Probably one of the best artbooks ever published in the world(?). It’s so good that the local library has a copy of it, which I borrowed and am reviewing here. And happy new year, I guess. GTFO 2009
Coffin: The Art Of Vampire Hunter D is a standalone artbook first published in Japan by the name of かんおけ―吸血鬼ハンターD (Kanoke – Vampire Hunter D), and later published in North America by Dark Horse Press. This supersized artbook collects the illustrations and artwork, all by Amano Yoshitaka, from the Vampire Hunter D series of novels (authored by KIKUCHI Hideyuki), and exhibits approximately 190 pieces of artwork from a span of 14 years. Despite initially being published in North America, this version is currently available for purchase worldwide on all Amazon divisions except for China. As well, the artbook is written in two languages, Japanese and English, where all instances of the original text is placed beside the translation.
The contents of the book, in order of appearance, include
1. Short introduction by KIKUCHI Hideyuki (1 page)
2. Vampire Hunter D-Portrait of Ixobel- by Kikuchi Hideyuki (6 pages; Exclusive Vampire Hunter D Short Story)
3. Illustrations from Vampire Hunter D by AMANO Yoshitaka (190 pages)
4. Painting Data (2 pages)
5. Notes by Amano Yoshitaka (1 page)
6. Profile of Amano Yoshitaka (1 page)
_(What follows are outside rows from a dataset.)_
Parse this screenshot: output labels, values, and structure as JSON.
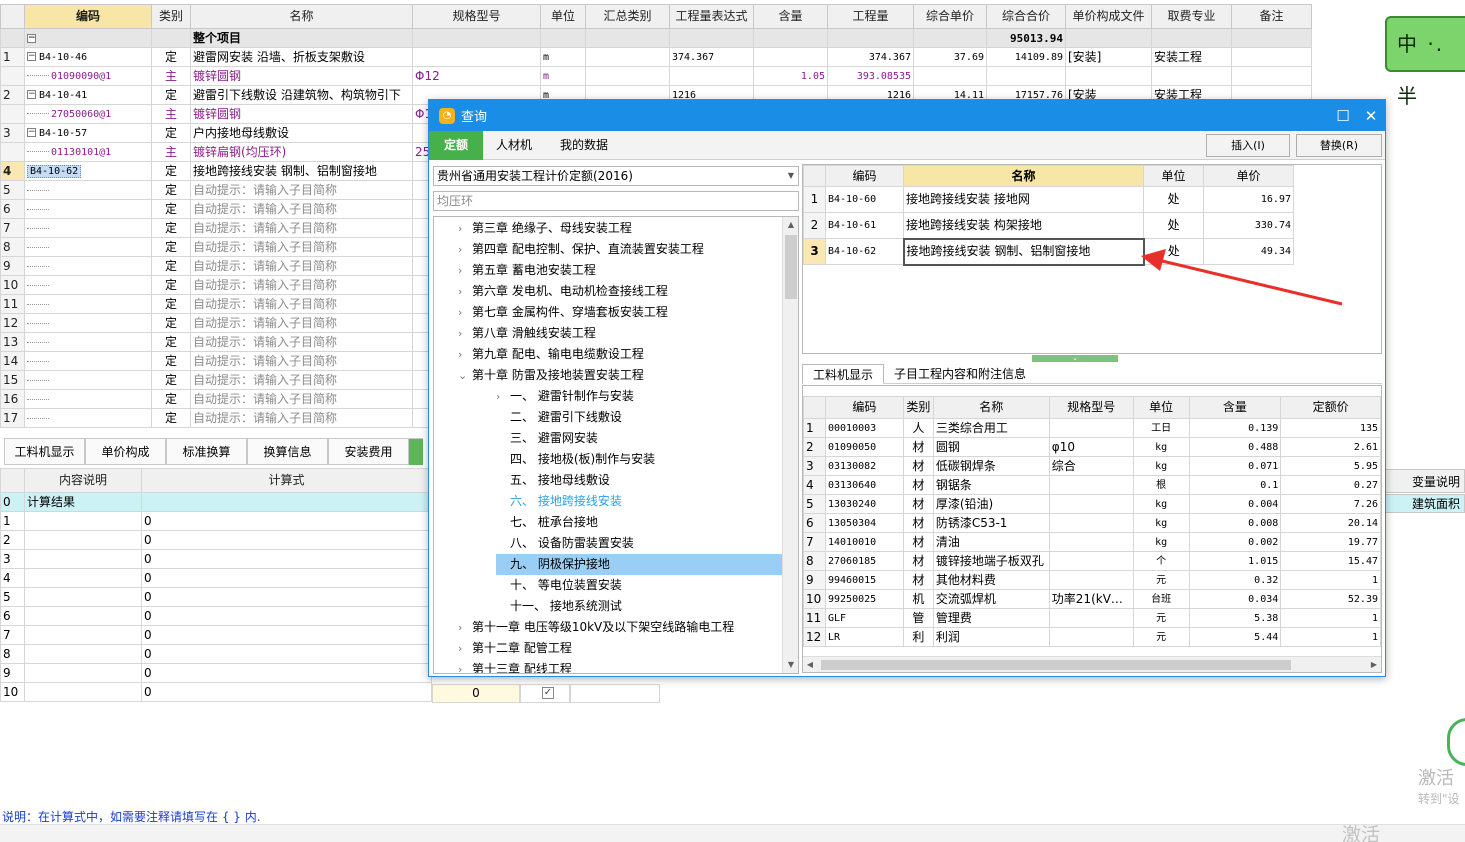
{
  "main_grid": {
    "headers": [
      "编码",
      "类别",
      "名称",
      "规格型号",
      "单位",
      "汇总类别",
      "工程量表达式",
      "含量",
      "工程量",
      "综合单价",
      "综合合价",
      "单价构成文件",
      "取费专业",
      "备注"
    ],
    "total_row": {
      "expander": "−",
      "name": "整个项目",
      "total": "95013.94"
    },
    "rows": [
      {
        "no": "1",
        "code": "B4-10-46",
        "type": "定",
        "name": "避雷网安装 沿墙、折板支架敷设",
        "spec": "",
        "unit": "m",
        "expr": "374.367",
        "content": "",
        "qty": "374.367",
        "price": "37.69",
        "amount": "14109.89",
        "file": "[安装]",
        "fee": "安装工程"
      },
      {
        "no": "",
        "code": "01090090@1",
        "type": "主",
        "name": "镀锌圆钢",
        "spec": "Φ12",
        "unit": "m",
        "expr": "",
        "content": "1.05",
        "qty": "393.08535",
        "price": "",
        "amount": "",
        "file": "",
        "fee": ""
      },
      {
        "no": "2",
        "code": "B4-10-41",
        "type": "定",
        "name": "避雷引下线敷设 沿建筑物、构筑物引下",
        "spec": "",
        "unit": "m",
        "expr": "1216",
        "content": "",
        "qty": "1216",
        "price": "14.11",
        "amount": "17157.76",
        "file": "[安装",
        "fee": "安装工程"
      },
      {
        "no": "",
        "code": "27050060@1",
        "type": "主",
        "name": "镀锌圆钢",
        "spec": "Φ1",
        "unit": "",
        "expr": "",
        "content": "",
        "qty": "",
        "price": "",
        "amount": "",
        "file": "",
        "fee": ""
      },
      {
        "no": "3",
        "code": "B4-10-57",
        "type": "定",
        "name": "户内接地母线敷设",
        "spec": "",
        "unit": "",
        "expr": "",
        "content": "",
        "qty": "",
        "price": "",
        "amount": "",
        "file": "",
        "fee": ""
      },
      {
        "no": "",
        "code": "01130101@1",
        "type": "主",
        "name": "镀锌扁钢(均压环)",
        "spec": "25",
        "unit": "",
        "expr": "",
        "content": "",
        "qty": "",
        "price": "",
        "amount": "",
        "file": "",
        "fee": ""
      },
      {
        "no": "4",
        "code": "B4-10-62",
        "type": "定",
        "name": "接地跨接线安装 钢制、铝制窗接地",
        "spec": "",
        "unit": "",
        "expr": "",
        "content": "",
        "qty": "",
        "price": "",
        "amount": "",
        "file": "",
        "fee": ""
      }
    ],
    "empty_rows": [
      "5",
      "6",
      "7",
      "8",
      "9",
      "10",
      "11",
      "12",
      "13",
      "14",
      "15",
      "16",
      "17"
    ],
    "empty_type": "定",
    "hint": "自动提示：请输入子目简称"
  },
  "bottom_tabs": [
    "工料机显示",
    "单价构成",
    "标准换算",
    "换算信息",
    "安装费用"
  ],
  "calc_grid": {
    "headers": [
      "内容说明",
      "计算式"
    ],
    "result_label": "计算结果",
    "rows": [
      "1",
      "2",
      "3",
      "4",
      "5",
      "6",
      "7",
      "8",
      "9",
      "10"
    ],
    "formula": "0",
    "var_header": "变量说明",
    "var_value": "建筑面积"
  },
  "below_dialog_value": "0",
  "note": "说明：在计算式中，如需要注释请填写在 { } 内.",
  "watermark": {
    "line1": "激活",
    "line2": "转到\"设",
    "line3": "激活 Windows"
  },
  "ime": "中 ·. 半",
  "dialog": {
    "title": "查询",
    "tabs": [
      "定额",
      "人材机",
      "我的数据"
    ],
    "insert_label": "插入(I)",
    "replace_label": "替换(R)",
    "library": "贵州省通用安装工程计价定额(2016)",
    "search": "均压环",
    "tree": [
      {
        "label": "第三章 绝缘子、母线安装工程",
        "level": 1,
        "chev": "›"
      },
      {
        "label": "第四章 配电控制、保护、直流装置安装工程",
        "level": 1,
        "chev": "›"
      },
      {
        "label": "第五章 蓄电池安装工程",
        "level": 1,
        "chev": "›"
      },
      {
        "label": "第六章 发电机、电动机检查接线工程",
        "level": 1,
        "chev": "›"
      },
      {
        "label": "第七章 金属构件、穿墙套板安装工程",
        "level": 1,
        "chev": "›"
      },
      {
        "label": "第八章 滑触线安装工程",
        "level": 1,
        "chev": "›"
      },
      {
        "label": "第九章 配电、输电电缆敷设工程",
        "level": 1,
        "chev": "›"
      },
      {
        "label": "第十章 防雷及接地装置安装工程",
        "level": 1,
        "chev": "⌄"
      },
      {
        "label": "一、 避雷针制作与安装",
        "level": 2,
        "chev": "›"
      },
      {
        "label": "二、 避雷引下线敷设",
        "level": 2,
        "chev": ""
      },
      {
        "label": "三、 避雷网安装",
        "level": 2,
        "chev": ""
      },
      {
        "label": "四、 接地极(板)制作与安装",
        "level": 2,
        "chev": ""
      },
      {
        "label": "五、 接地母线敷设",
        "level": 2,
        "chev": ""
      },
      {
        "label": "六、 接地跨接线安装",
        "level": 2,
        "chev": "",
        "state": "hl"
      },
      {
        "label": "七、 桩承台接地",
        "level": 2,
        "chev": ""
      },
      {
        "label": "八、 设备防雷装置安装",
        "level": 2,
        "chev": ""
      },
      {
        "label": "九、 阴极保护接地",
        "level": 2,
        "chev": "",
        "state": "sel"
      },
      {
        "label": "十、 等电位装置安装",
        "level": 2,
        "chev": ""
      },
      {
        "label": "十一、 接地系统测试",
        "level": 2,
        "chev": ""
      },
      {
        "label": "第十一章 电压等级10kV及以下架空线路输电工程",
        "level": 1,
        "chev": "›"
      },
      {
        "label": "第十二章 配管工程",
        "level": 1,
        "chev": "›"
      },
      {
        "label": "第十三章 配线工程",
        "level": 1,
        "chev": "›"
      }
    ],
    "quota_headers": [
      "编码",
      "名称",
      "单位",
      "单价"
    ],
    "quota_rows": [
      {
        "no": "1",
        "code": "B4-10-60",
        "name": "接地跨接线安装 接地网",
        "unit": "处",
        "price": "16.97"
      },
      {
        "no": "2",
        "code": "B4-10-61",
        "name": "接地跨接线安装 构架接地",
        "unit": "处",
        "price": "330.74"
      },
      {
        "no": "3",
        "code": "B4-10-62",
        "name": "接地跨接线安装 钢制、铝制窗接地",
        "unit": "处",
        "price": "49.34"
      }
    ],
    "sub_tabs": [
      "工料机显示",
      "子目工程内容和附注信息"
    ],
    "res_headers": [
      "编码",
      "类别",
      "名称",
      "规格型号",
      "单位",
      "含量",
      "定额价"
    ],
    "res_rows": [
      {
        "no": "1",
        "code": "00010003",
        "type": "人",
        "name": "三类综合用工",
        "spec": "",
        "unit": "工日",
        "content": "0.139",
        "price": "135"
      },
      {
        "no": "2",
        "code": "01090050",
        "type": "材",
        "name": "圆钢",
        "spec": "φ10",
        "unit": "kg",
        "content": "0.488",
        "price": "2.61"
      },
      {
        "no": "3",
        "code": "03130082",
        "type": "材",
        "name": "低碳钢焊条",
        "spec": "综合",
        "unit": "kg",
        "content": "0.071",
        "price": "5.95"
      },
      {
        "no": "4",
        "code": "03130640",
        "type": "材",
        "name": "钢锯条",
        "spec": "",
        "unit": "根",
        "content": "0.1",
        "price": "0.27"
      },
      {
        "no": "5",
        "code": "13030240",
        "type": "材",
        "name": "厚漆(铅油)",
        "spec": "",
        "unit": "kg",
        "content": "0.004",
        "price": "7.26"
      },
      {
        "no": "6",
        "code": "13050304",
        "type": "材",
        "name": "防锈漆C53-1",
        "spec": "",
        "unit": "kg",
        "content": "0.008",
        "price": "20.14"
      },
      {
        "no": "7",
        "code": "14010010",
        "type": "材",
        "name": "清油",
        "spec": "",
        "unit": "kg",
        "content": "0.002",
        "price": "19.77"
      },
      {
        "no": "8",
        "code": "27060185",
        "type": "材",
        "name": "镀锌接地端子板双孔",
        "spec": "",
        "unit": "个",
        "content": "1.015",
        "price": "15.47"
      },
      {
        "no": "9",
        "code": "99460015",
        "type": "材",
        "name": "其他材料费",
        "spec": "",
        "unit": "元",
        "content": "0.32",
        "price": "1"
      },
      {
        "no": "10",
        "code": "99250025",
        "type": "机",
        "name": "交流弧焊机",
        "spec": "功率21(kV…",
        "unit": "台班",
        "content": "0.034",
        "price": "52.39"
      },
      {
        "no": "11",
        "code": "GLF",
        "type": "管",
        "name": "管理费",
        "spec": "",
        "unit": "元",
        "content": "5.38",
        "price": "1"
      },
      {
        "no": "12",
        "code": "LR",
        "type": "利",
        "name": "利润",
        "spec": "",
        "unit": "元",
        "content": "5.44",
        "price": "1"
      }
    ]
  },
  "colors": {
    "accent": "#1a8ee6",
    "green": "#46b04a",
    "arrow": "#e8302a",
    "purple": "#8b1c8b"
  }
}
Opinion: This print publication is so amazing that I don’t really know where to start. Just picking it up and seeing its sheer size had already left an impeccable first impression on me, and it further reinforced that perfect impression by amazing me with its complete contents and high print quality. To be honest, I wasn’t much of a fan of Amano’s illustrations – I thought that they were unique and slightly eerily cool, but they weren’t exactly my favourite. However, this book completely changed my opinion of Amano’s work because it really showed off his versatilty and skill as a true artist. There are so many different styles that Amano uses here (not at all limited to the “usual” wispy, thin style!), and this book can be quite aptly described as successfully representing the “many styles of Amano”.